Apart from cost savings and efficiency, the quality of the project can also be used as a measure of success for VE. Some critics argue that VE may compromise the quality of the project in pursuit of cost savings. However, this is not the case if VE is implemented correctly. By focusing on maximising functionality, VE can actually improve the quality of the project. To measure this, it is essential to establish quality benchmarks at the beginning of the project and compare them to the final results after VE has been applied.

Customer Feedback

In addition to these direct measures, the success of VE can also be evaluated through indirect measures such as customer satisfaction and stakeholder feedback. By involving stakeholders in the VE process and considering their input, the end result is more likely to meet their expectations and needs. This can be measured through surveys or feedback forms, gauging customer satisfaction and stakeholder opinions.

It is important to note that the success of VE is not limited to the final results of the project. The process itself can also provide valuable insights for future projects. It is crucial to track and monitor the VE process, including the methods and techniques used, the challenges faced, and the solutions implemented. This information can be used to continuously improve VE processes, leading to better outcomes for future projects.

In conclusion, measuring the success of VE requires a holistic approach, considering factors such as cost savings, efficiency, quality, and stakeholder satisfaction. By tracking and monitoring these measures, project managers can evaluate the effectiveness of VE and make improvements for future projects. The success of VE not only benefits the current project but also sets a strong foundation for future projects by incorporating best practices and continuous improvement.

Future Trends in Value Engineering

As technology continues to advance and sustainability becomes a top priority in the construction industry, the future of value engineering (VE) is also evolving.

  1. The integration of technology in VE processes is becoming more prevalent. Tools such as 3D modelling and Building Information Modeling (BIM) are being used to identify value engineering opportunities and streamline the decision-making process.
  2. There is a growing focus on sustainable and resilient construction practices. This includes using VE to not only reduce costs but also minimise environmental impact and ensure the long-term durability of projects.

These future trends highlight the need for project managers to stay updated on the latest technology and industry practices in order to effectively apply value engineering in their projects. By embracing these trends, companies can not only save costs but also stay competitive in a constantly changing industry.

Key Takeaway: Incorporating technology and sustainability into value engineering processes will be crucial for success in the future of the construction industry.


In conclusion, Value Engineering (VE) is a crucial tool in project management that helps maximise functionality, minimise costs, and enhance efficiency. This article has provided step-by-step best practices for applying VE, highlighting its benefits and practical tips for implementation. By understanding the core principles of VE and differentiating between value and cost in construction, project managers can identify the need for VE in their projects.

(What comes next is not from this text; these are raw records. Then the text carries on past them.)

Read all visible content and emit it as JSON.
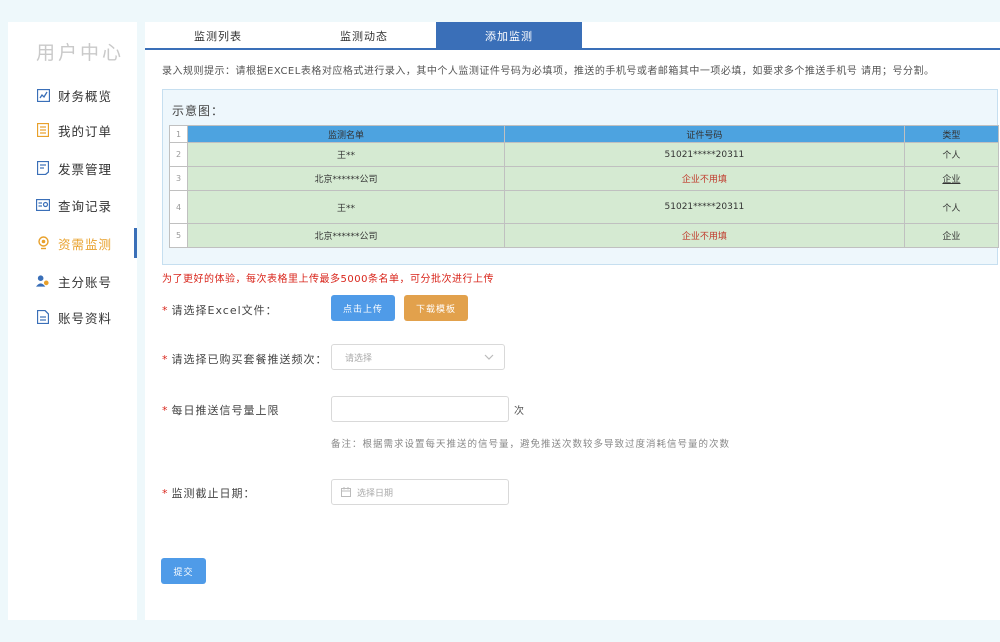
{
  "sidebar": {
    "title": "用户中心",
    "items": [
      {
        "label": "财务概览",
        "icon": "finance-overview-icon"
      },
      {
        "label": "我的订单",
        "icon": "order-list-icon"
      },
      {
        "label": "发票管理",
        "icon": "invoice-icon"
      },
      {
        "label": "查询记录",
        "icon": "query-record-icon"
      },
      {
        "label": "资需监测",
        "icon": "monitor-icon",
        "active": true
      },
      {
        "label": "主分账号",
        "icon": "accounts-icon"
      },
      {
        "label": "账号资料",
        "icon": "profile-icon"
      }
    ]
  },
  "tabs": [
    {
      "label": "监测列表"
    },
    {
      "label": "监测动态"
    },
    {
      "label": "添加监测",
      "active": true
    }
  ],
  "rules_text": "录入规则提示：请根据EXCEL表格对应格式进行录入，其中个人监测证件号码为必填项，推送的手机号或者邮箱其中一项必填，如要求多个推送手机号 请用；号分割。",
  "sample": {
    "label": "示意图：",
    "header": {
      "num": "1",
      "cols": [
        "监测名单",
        "证件号码",
        "类型"
      ]
    },
    "rows": [
      {
        "num": "2",
        "name": "王**",
        "id": "51021*****20311",
        "type": "个人"
      },
      {
        "num": "3",
        "name": "北京******公司",
        "id": "企业不用填",
        "type": "企业"
      },
      {
        "num": "4",
        "name": "王**",
        "id": "51021*****20311",
        "type": "个人"
      },
      {
        "num": "5",
        "name": "北京******公司",
        "id": "企业不用填",
        "type": "企业"
      }
    ]
  },
  "warning": "为了更好的体验，每次表格里上传最多5000条名单，可分批次进行上传",
  "form": {
    "excel_label": "请选择Excel文件：",
    "upload_button": "点击上传",
    "download_button": "下载模板",
    "package_label": "请选择已购买套餐推送频次：",
    "package_placeholder": "请选择",
    "limit_label": "每日推送信号量上限",
    "limit_unit": "次",
    "limit_note": "备注：根据需求设置每天推送的信号量，避免推送次数较多导致过度消耗信号量的次数",
    "date_label": "监测截止日期：",
    "date_placeholder": "选择日期",
    "submit_button": "提交"
  },
  "colors": {
    "accent": "#3a6fb8",
    "active_menu": "#e8a02a",
    "warning": "#d9261c",
    "upload": "#4f9be8",
    "download": "#e2a14c"
  }
}
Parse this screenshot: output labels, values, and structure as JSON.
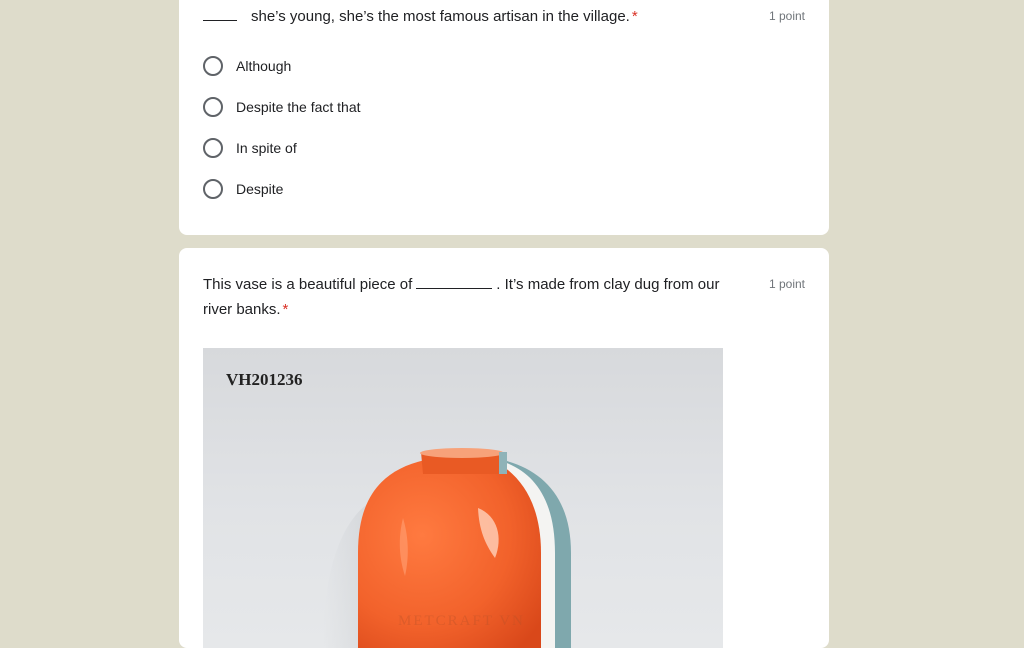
{
  "question1": {
    "text": "she’s young, she’s the most famous artisan in the village.",
    "required_mark": "*",
    "points": "1 point",
    "options": [
      "Although",
      "Despite the fact that",
      "In spite of",
      "Despite"
    ]
  },
  "question2": {
    "text_before": "This vase is a beautiful piece of",
    "text_after": ". It’s made from clay dug from our river banks.",
    "required_mark": "*",
    "points": "1 point",
    "image": {
      "product_code": "VH201236",
      "watermark": "METCRAFT VN"
    }
  },
  "colors": {
    "background": "#dedccb",
    "card": "#ffffff",
    "required": "#d93025",
    "vase_orange": "#f2622b"
  }
}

Early application of VE in project stages, together with a dedicated VE team and a well-defined scope, is essential for successful implementation. The article also discussed how to implement VE, including involving cross-functional teams, identifying opportunities, developing alternative solutions, and implementing approved changes. It also addressed common challenges and provided strategies for overcoming them.

To measure the success of VE, cost savings and increased efficiency are key indicators to track. As future trends continue to integrate technology and emphasise sustainable practices, incorporating VE into project management is becoming increasingly important. Incorporating VE into project management practices can lead to better outcomes and continuous improvements. So, don’t hesitate to start implementing VE in your projects today for a more cost-effective and efficient approach.